--- Task data ---

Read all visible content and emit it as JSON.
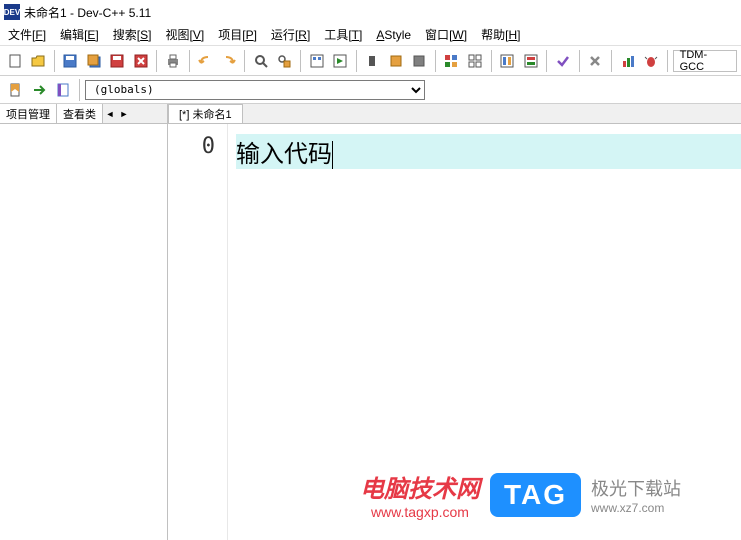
{
  "titlebar": {
    "app_icon_text": "DEV",
    "title": "未命名1 - Dev-C++ 5.11"
  },
  "menubar": {
    "items": [
      {
        "label": "文件",
        "key": "F"
      },
      {
        "label": "编辑",
        "key": "E"
      },
      {
        "label": "搜索",
        "key": "S"
      },
      {
        "label": "视图",
        "key": "V"
      },
      {
        "label": "项目",
        "key": "P"
      },
      {
        "label": "运行",
        "key": "R"
      },
      {
        "label": "工具",
        "key": "T"
      },
      {
        "label": "AStyle",
        "key": ""
      },
      {
        "label": "窗口",
        "key": "W"
      },
      {
        "label": "帮助",
        "key": "H"
      }
    ]
  },
  "toolbar2": {
    "globals_value": "(globals)"
  },
  "sidebar": {
    "tab1": "项目管理",
    "tab2": "查看类"
  },
  "editor": {
    "tab_name": "[*] 未命名1",
    "line_number": "0",
    "code_text": "输入代码"
  },
  "compiler_button": "TDM-GCC",
  "watermark": {
    "left_title": "电脑技术网",
    "left_url": "www.tagxp.com",
    "tag": "TAG",
    "right_title": "极光下载站",
    "right_url": "www.xz7.com"
  }
}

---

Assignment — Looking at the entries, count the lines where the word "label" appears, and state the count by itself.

Written solution — 10